LOUISVILLE, KY (WAVE) - A Robert Bellarmine book and a group of binders sit on Dr. Susan Donovan's desk next to a small sword that appears to double as a letter opener.
She's Bellarmine University's first new president since Dr. Joseph McGowan took over more than 25 years ago.
"The mission just aligned with my values," Donovan said.
More notably, she's the school's first female president.
"It's great that Bellarmine was open to that." Donovan said. "You see role models for students, and you want them to have men and women mentors."
Before Bellarmine, Donovan spent more than 30 years at Loyola-Maryland and has spent a lifetime in Jesuit education.
"What you see when you interview now is real and palpable and that's great," Donovan said.
In less than a month on the job, Donovan has spent her time reading up on the school and getting to know major players throughout the city.
"I look forward to the time when the campus is filled," she said. "Bellarmine has been particularly nimble to the needs of Louisville and really the needs of society."
Under McGowan, Bellarmine exploded in enrollment, budget and size, more than doubling its endowment and increasing from 19 buildings to 57.
"It's almost based on sort of making bold decisions toward growth and response," Donovan said. "That's a great place to be at."
Donovan doesn't plan to stop that growth, but manage it.
"You can't be everything for everyone," she said. "You have to focus."
The school is working on adding a handful of new programs in education, healthcare and other areas.

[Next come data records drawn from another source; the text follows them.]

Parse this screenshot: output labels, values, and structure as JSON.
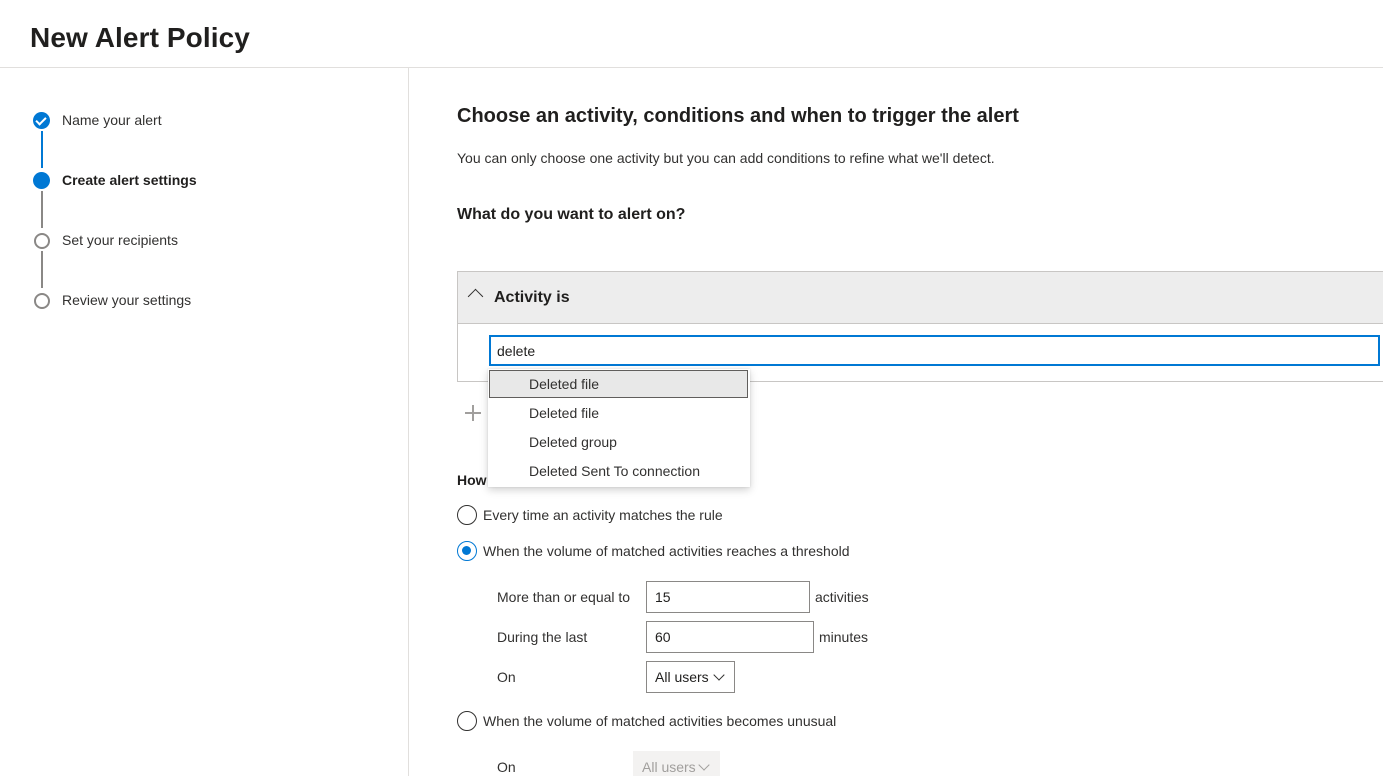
{
  "page": {
    "title": "New Alert Policy"
  },
  "wizard": {
    "steps": [
      {
        "label": "Name your alert",
        "state": "done"
      },
      {
        "label": "Create alert settings",
        "state": "current"
      },
      {
        "label": "Set your recipients",
        "state": "todo"
      },
      {
        "label": "Review your settings",
        "state": "todo"
      }
    ]
  },
  "main": {
    "title": "Choose an activity, conditions and when to trigger the alert",
    "description": "You can only choose one activity but you can add conditions to refine what we'll detect.",
    "alert_on_label": "What do you want to alert on?",
    "activity": {
      "header": "Activity is",
      "search_value": "delete",
      "suggestions": [
        "Deleted file",
        "Deleted file",
        "Deleted group",
        "Deleted Sent To connection"
      ],
      "highlighted_index": 0
    },
    "trigger": {
      "heading_visible": "How",
      "options": [
        {
          "label": "Every time an activity matches the rule",
          "checked": false
        },
        {
          "label": "When the volume of matched activities reaches a threshold",
          "checked": true
        },
        {
          "label": "When the volume of matched activities becomes unusual",
          "checked": false
        }
      ],
      "threshold": {
        "count_label": "More than or equal to",
        "count_value": "15",
        "count_unit": "activities",
        "window_label": "During the last",
        "window_value": "60",
        "window_unit": "minutes",
        "scope_label": "On",
        "scope_value": "All users"
      },
      "unusual": {
        "scope_label": "On",
        "scope_value": "All users"
      }
    }
  },
  "colors": {
    "accent": "#0078d4",
    "border": "#8a8886",
    "header_bg": "#ededed"
  },
  "icons": {
    "done_step": "check-circle-icon",
    "add": "plus-icon",
    "expand": "chevron-up-icon",
    "dropdown": "chevron-down-icon"
  }
}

They're currently being reviewed by the accrediting board. While Donovan didn't say she'd cut any current programs, she wants to be selective.
"I think we will certainly look at programs that have small enrollments," she said. "While our grad programs are flourishing, you always have to look at what are the programs that aren't."
Outside of programs, Donovan said she sees at least one change she's ready to adopt.
"One of the things I can tell from the beginning that I would like to work on is a greater sense of shared governance," she said. "That's something important."
She views Bellarmine University as a leader for both skill development and morals.
"We need to be an anchor of good here in this city," Donovan said.
It's a role and responsibility she's been waiting on.
"I feel as though I'm ready for this," Donovan said.